It also acts as an invaluable vehicle for relaying information about your product, ensuring potential customers know exactly what they are buying.

Not convinced? Take a look at the impact of plain packaging laws on cigarette sales. This has led to the biggest smoking decline Australia has seen in 20 years!

Despite the importance of attractive packaging, only one in five consumers are satisfied with packaging today. For that simple reason alone, it’s worth spending a bit more time and effort getting it right the first time. Your customers want convenient, easy to open (yet tamper proof), environmentally conscious and attractive packaging – all whilst remaining functional!

As we’ve said above, packaging is an important factor in the perceived quality of a product. You need to satisfy customers at all stages of the product lifestyle to build brand loyalty and increase the chances of repeat purchasing.

Key factors to consider:

  • Shelf readiness
  • Design consistency
  • Informative labelling/coding
  • User friendliness
  • Brand representation
  • Customer needs
 
product packaging

Final Thoughts

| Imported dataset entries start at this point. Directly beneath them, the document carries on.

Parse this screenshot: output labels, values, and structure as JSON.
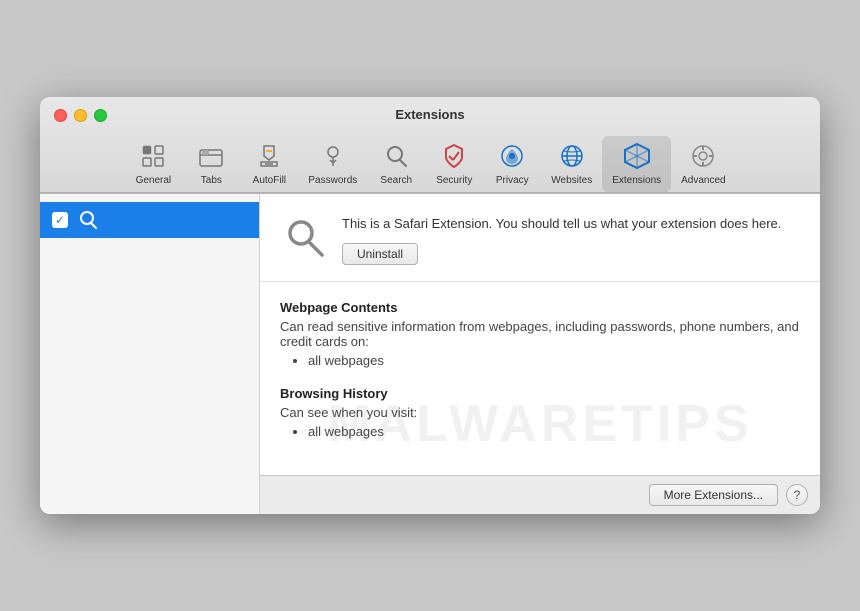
{
  "window": {
    "title": "Extensions"
  },
  "toolbar": {
    "items": [
      {
        "id": "general",
        "label": "General",
        "icon": "general"
      },
      {
        "id": "tabs",
        "label": "Tabs",
        "icon": "tabs"
      },
      {
        "id": "autofill",
        "label": "AutoFill",
        "icon": "autofill"
      },
      {
        "id": "passwords",
        "label": "Passwords",
        "icon": "passwords"
      },
      {
        "id": "search",
        "label": "Search",
        "icon": "search"
      },
      {
        "id": "security",
        "label": "Security",
        "icon": "security"
      },
      {
        "id": "privacy",
        "label": "Privacy",
        "icon": "privacy"
      },
      {
        "id": "websites",
        "label": "Websites",
        "icon": "websites"
      },
      {
        "id": "extensions",
        "label": "Extensions",
        "icon": "extensions"
      },
      {
        "id": "advanced",
        "label": "Advanced",
        "icon": "advanced"
      }
    ]
  },
  "sidebar": {
    "items": [
      {
        "id": "search-ext",
        "label": "",
        "checked": true
      }
    ]
  },
  "extension": {
    "description": "This is a Safari Extension. You should tell us what your extension does here.",
    "uninstall_label": "Uninstall"
  },
  "permissions": {
    "sections": [
      {
        "title": "Webpage Contents",
        "description": "Can read sensitive information from webpages, including passwords, phone numbers, and credit cards on:",
        "items": [
          "all webpages"
        ]
      },
      {
        "title": "Browsing History",
        "description": "Can see when you visit:",
        "items": [
          "all webpages"
        ]
      }
    ]
  },
  "footer": {
    "more_extensions_label": "More Extensions...",
    "help_label": "?"
  },
  "watermark": {
    "text": "MALWARETIPS"
  },
  "traffic_lights": {
    "close": "close",
    "minimize": "minimize",
    "maximize": "maximize"
  }
}
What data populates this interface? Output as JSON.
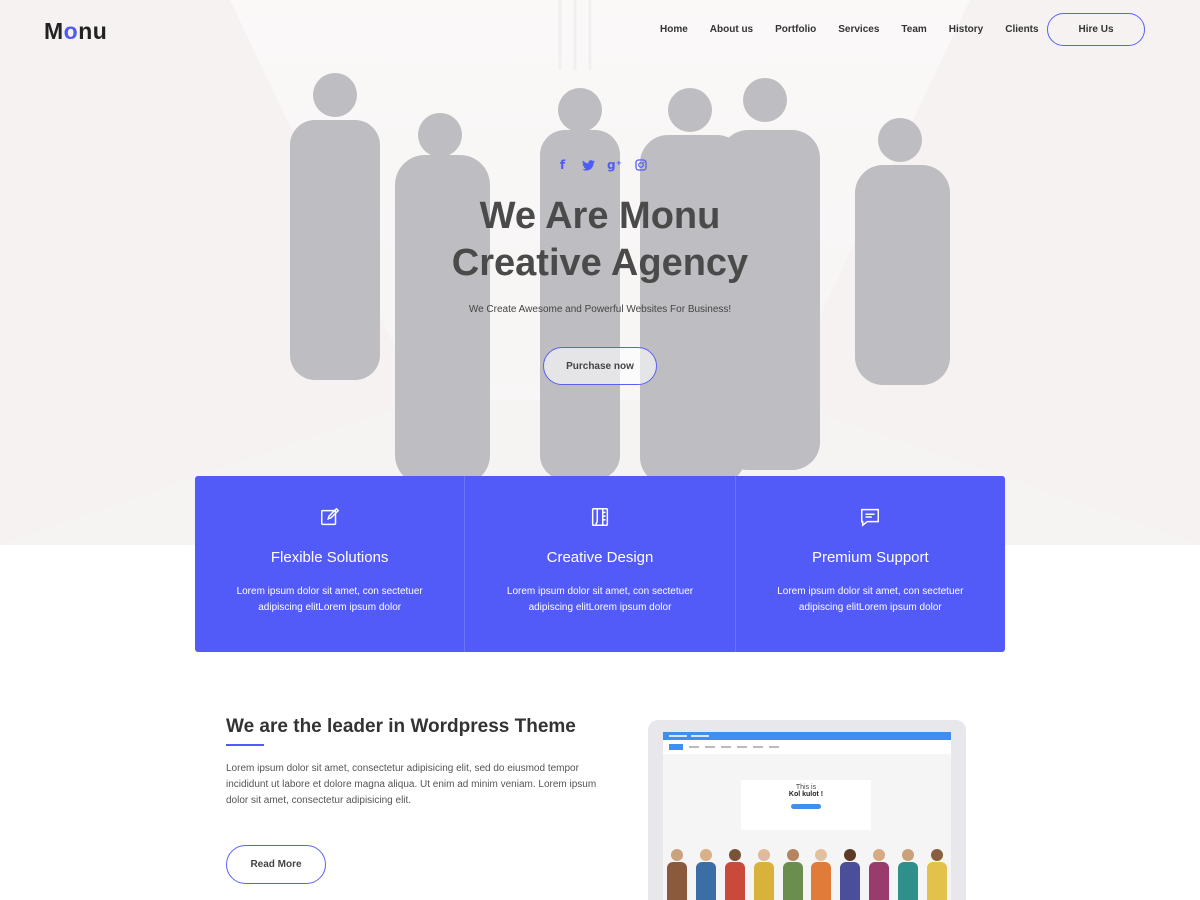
{
  "brand": {
    "logo_prefix": "M",
    "logo_o": "o",
    "logo_suffix": "nu",
    "accent": "#525bf8"
  },
  "nav": {
    "items": [
      "Home",
      "About us",
      "Portfolio",
      "Services",
      "Team",
      "History",
      "Clients"
    ],
    "hire_label": "Hire Us"
  },
  "social": [
    "facebook-icon",
    "twitter-icon",
    "google-plus-icon",
    "instagram-icon"
  ],
  "hero": {
    "title_line1": "We Are Monu",
    "title_line2": "Creative Agency",
    "subtitle": "We Create Awesome and Powerful Websites For Business!",
    "cta_label": "Purchase now"
  },
  "features": [
    {
      "icon": "edit-icon",
      "title": "Flexible Solutions",
      "line1": "Lorem ipsum dolor sit amet, con sectetuer",
      "line2": "adipiscing elitLorem ipsum dolor"
    },
    {
      "icon": "pencil-ruler-icon",
      "title": "Creative Design",
      "line1": "Lorem ipsum dolor sit amet, con sectetuer",
      "line2": "adipiscing elitLorem ipsum dolor"
    },
    {
      "icon": "chat-icon",
      "title": "Premium Support",
      "line1": "Lorem ipsum dolor sit amet, con sectetuer",
      "line2": "adipiscing elitLorem ipsum dolor"
    }
  ],
  "about": {
    "title": "We are the leader in Wordpress Theme",
    "text": "Lorem ipsum dolor sit amet, consectetur adipisicing elit, sed do eiusmod tempor incididunt ut labore et dolore magna aliqua. Ut enim ad minim veniam. Lorem ipsum dolor sit amet, consectetur adipisicing elit.",
    "cta_label": "Read More"
  },
  "mockup": {
    "card_line1": "This is",
    "card_line2": "Kol kulot !"
  }
}
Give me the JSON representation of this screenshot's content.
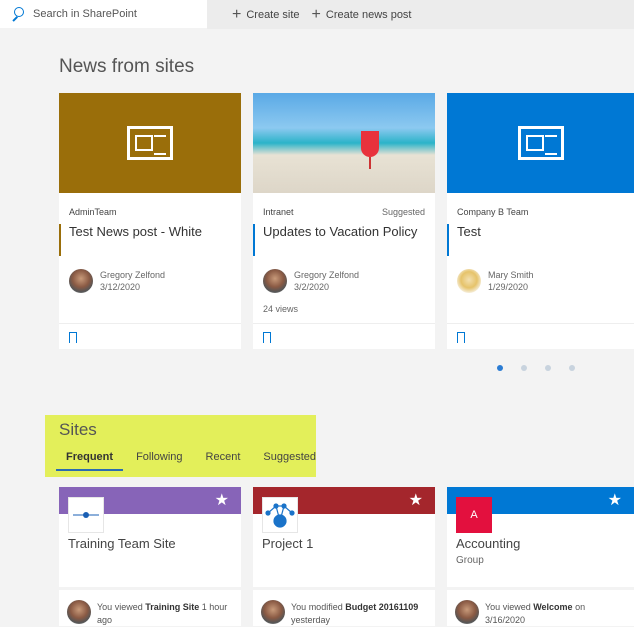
{
  "search": {
    "placeholder": "Search in SharePoint",
    "icon": "search-icon"
  },
  "toolbar": {
    "create_site": "Create site",
    "create_news": "Create news post"
  },
  "news": {
    "title": "News from sites",
    "cards": [
      {
        "site": "AdminTeam",
        "suggested": "",
        "title": "Test News post - White",
        "author": "Gregory Zelfond",
        "date": "3/12/2020",
        "views": "",
        "color": "#9a6e0a"
      },
      {
        "site": "Intranet",
        "suggested": "Suggested",
        "title": "Updates to Vacation Policy",
        "author": "Gregory Zelfond",
        "date": "3/2/2020",
        "views": "24 views",
        "color": "#0078d4"
      },
      {
        "site": "Company B Team",
        "suggested": "",
        "title": "Test",
        "author": "Mary Smith",
        "date": "1/29/2020",
        "views": "",
        "color": "#0078d4"
      }
    ],
    "pager": {
      "pages": 4,
      "current": 1
    }
  },
  "sites": {
    "title": "Sites",
    "tabs": [
      "Frequent",
      "Following",
      "Recent",
      "Suggested"
    ],
    "active_tab": "Frequent",
    "cards": [
      {
        "name": "Training Team Site",
        "sub": "",
        "band": "#8764b8",
        "logo_letter": "",
        "activity_pre": "You viewed ",
        "activity_bold": "Training Site",
        "activity_post": " 1 hour ago"
      },
      {
        "name": "Project 1",
        "sub": "",
        "band": "#a4262c",
        "logo_letter": "",
        "activity_pre": "You modified ",
        "activity_bold": "Budget 20161109",
        "activity_post": " yesterday"
      },
      {
        "name": "Accounting",
        "sub": "Group",
        "band": "#0078d4",
        "logo_letter": "A",
        "activity_pre": "You viewed ",
        "activity_bold": "Welcome",
        "activity_post": " on 3/16/2020"
      }
    ]
  },
  "colors": {
    "accent": "#0078d4",
    "highlight": "#e3ef5a"
  }
}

If you’re designing your own packaging, it isn’t enough to simply look at it from a single point of view. From the perspective of a customer, consider how it can add value to the product within and deliver a complete experience. Will it help your brand connect with consumers to increase sales and build loyalty?

As a business owner, how will it drive your business goals? Can the packaging process be optimised? It isn’t enough to consider the packaging now, but also the future directions and trends you may want to follow.

Continuous innovations in the packaging industry create solutions that meet both sets of requirements. For instance, plastic liquid pouches can increase the shelf-life of a product, reduce your carbon footprint, and are cheaper and easier to transport – all the while remaining attractive and easy for the customer to use.

To ensure your packaging is performing to the best of its ability, consult with a professional who understands your processing requirements, including the impact of packaging on the customer. Make Matthews your number one choice – talk to our team today.